Date posted: Sat 19 Apr 2014

Fast Facts

  • Image credit: NASA Ames / Dana Berry
Image

At 4pm AEST, Apr 18th, NASA spectacularly ended the successful Ladee (Lunar Atmosphere and Dust Environment Explorer) spacecraft’s 100-day exploration of the Moon by intentionally crashing it into the Lunar surface. 

Swinburne University of Technology astronomer Dr Alan Duffy said this was no joy ride but rather a unique opportunity to recreate a famous observation by Apollo astronauts who saw a still unexplained mysterious glow on the horizon just before sunrise. 

“Ladee has taught us much about the Moon’s thin atmosphere, as well as a testing out a new laser ‘broadband’ link between Earth and the Moon that’s fast enough to stream Netflix, but after 100 days its fuel had run out and this was a chance to get one last scientific result from the craft. 
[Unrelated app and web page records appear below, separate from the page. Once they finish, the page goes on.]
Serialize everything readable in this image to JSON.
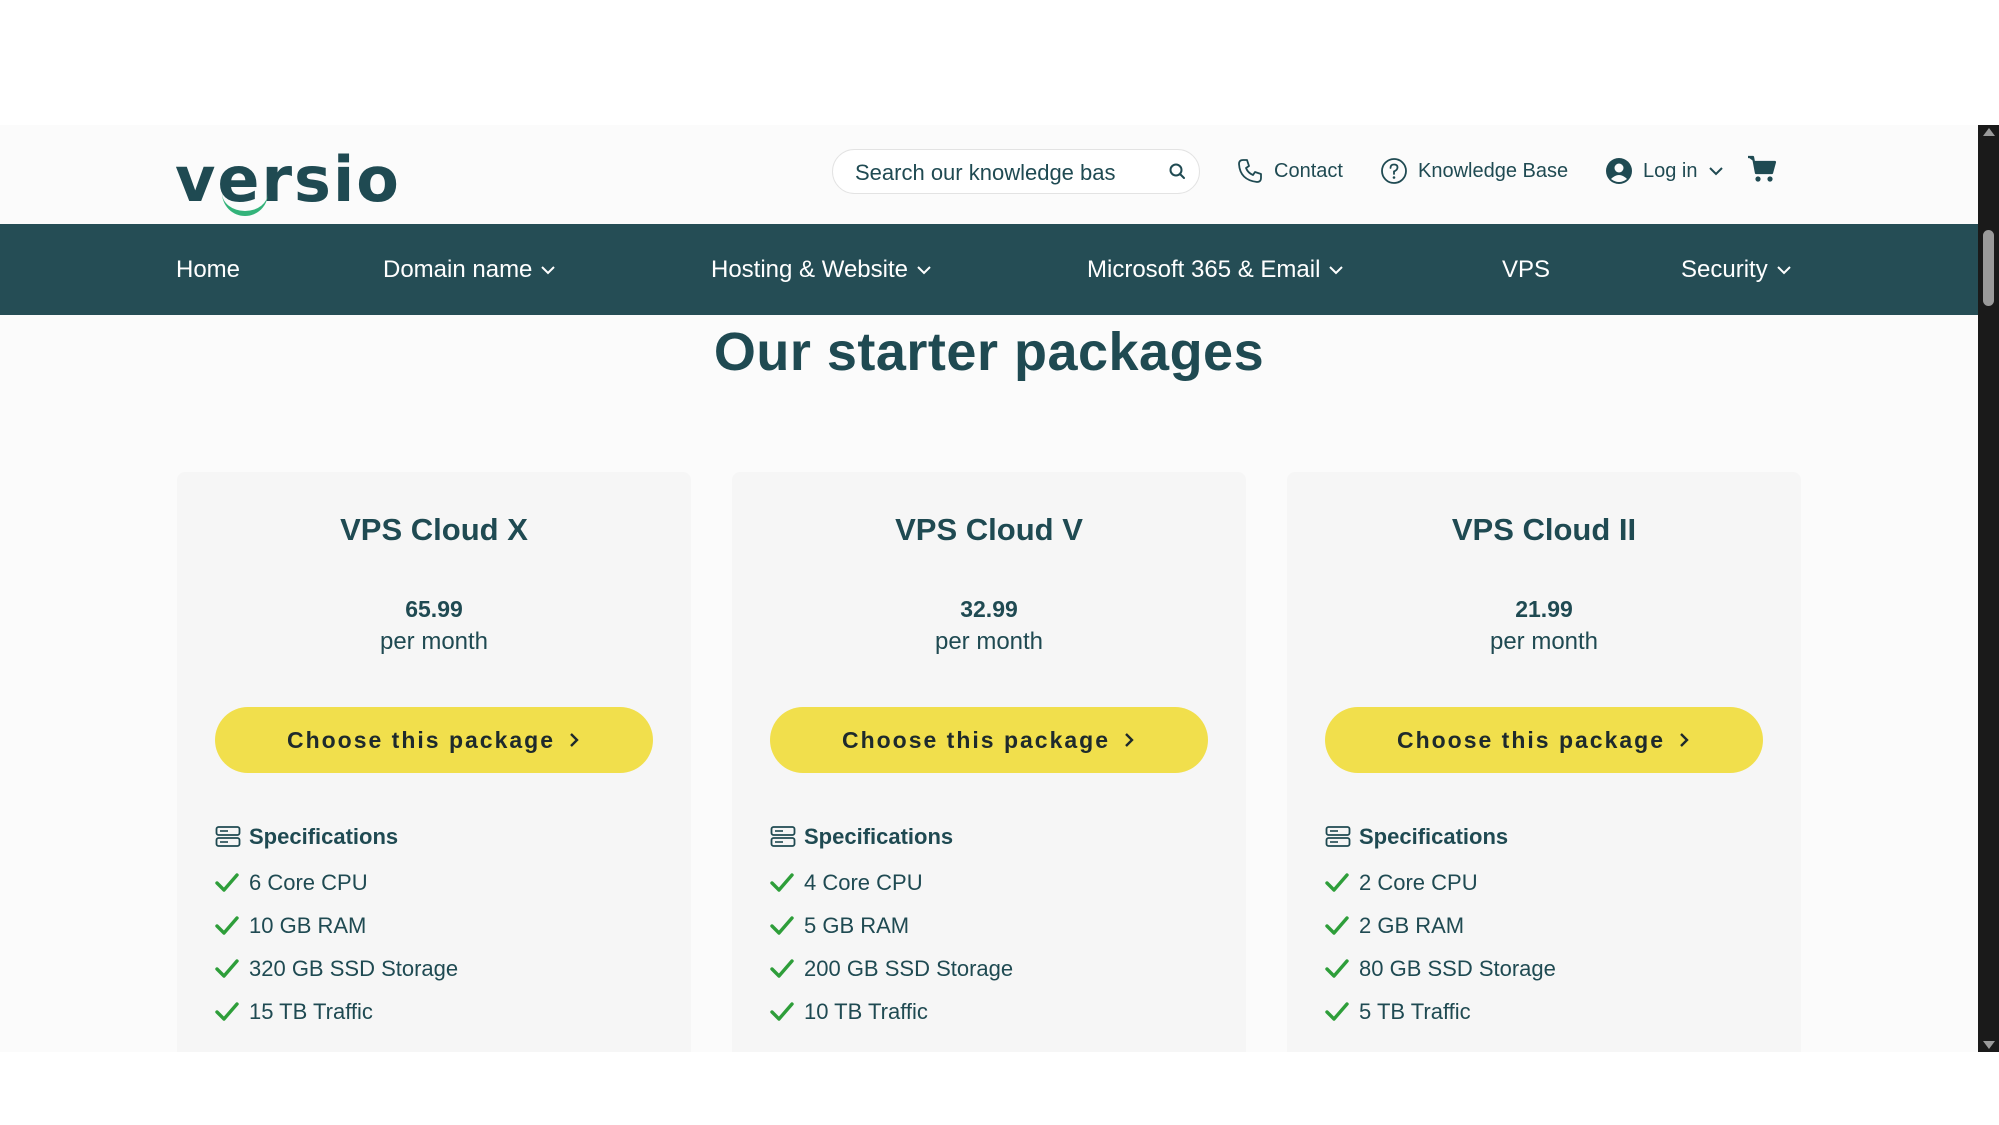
{
  "brand": {
    "logo_text": "versio"
  },
  "header": {
    "search_placeholder": "Search our knowledge bas",
    "contact_label": "Contact",
    "knowledge_base_label": "Knowledge Base",
    "login_label": "Log in"
  },
  "nav": {
    "items": [
      {
        "label": "Home",
        "dropdown": false
      },
      {
        "label": "Domain name",
        "dropdown": true
      },
      {
        "label": "Hosting & Website",
        "dropdown": true
      },
      {
        "label": "Microsoft 365 & Email",
        "dropdown": true
      },
      {
        "label": "VPS",
        "dropdown": false
      },
      {
        "label": "Security",
        "dropdown": true
      }
    ]
  },
  "main": {
    "heading": "Our starter packages",
    "packages": [
      {
        "title": "VPS Cloud X",
        "price": "65.99",
        "period": "per month",
        "button_label": "Choose this package",
        "spec_heading": "Specifications",
        "specs": [
          "6 Core CPU",
          "10 GB RAM",
          "320 GB SSD Storage",
          "15 TB Traffic"
        ]
      },
      {
        "title": "VPS Cloud V",
        "price": "32.99",
        "period": "per month",
        "button_label": "Choose this package",
        "spec_heading": "Specifications",
        "specs": [
          "4 Core CPU",
          "5 GB RAM",
          "200 GB SSD Storage",
          "10 TB Traffic"
        ]
      },
      {
        "title": "VPS Cloud II",
        "price": "21.99",
        "period": "per month",
        "button_label": "Choose this package",
        "spec_heading": "Specifications",
        "specs": [
          "2 Core CPU",
          "2 GB RAM",
          "80 GB SSD Storage",
          "5 TB Traffic"
        ]
      }
    ]
  },
  "colors": {
    "primary": "#254d55",
    "text": "#1f4a52",
    "accent_yellow": "#f1df4c",
    "check_green": "#2e9e3a",
    "logo_swoosh": "#33b37a"
  }
}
''By intentionally crashing into the far-side of the Moon we can preserve the historical Apollo mission landing sites from disturbance,” Dr Duffy said. 

“Future astronauts can probably forget about souvenir hunting at the crash site as Ladee hit the ground at around 1600m/s (5670 km/h) meaning the only trace of this wonderful spacecraft will be a brand new crater on the Moon.” 

For more information about Ladee visit the NASA here. 

For images on this story can be found here. 

Video on this story can be found here. 

For more information follow @astroduff on Twitter.

Contact

Meghan Lodwick
mlodwick@swin.edu.au
Department: Chancellery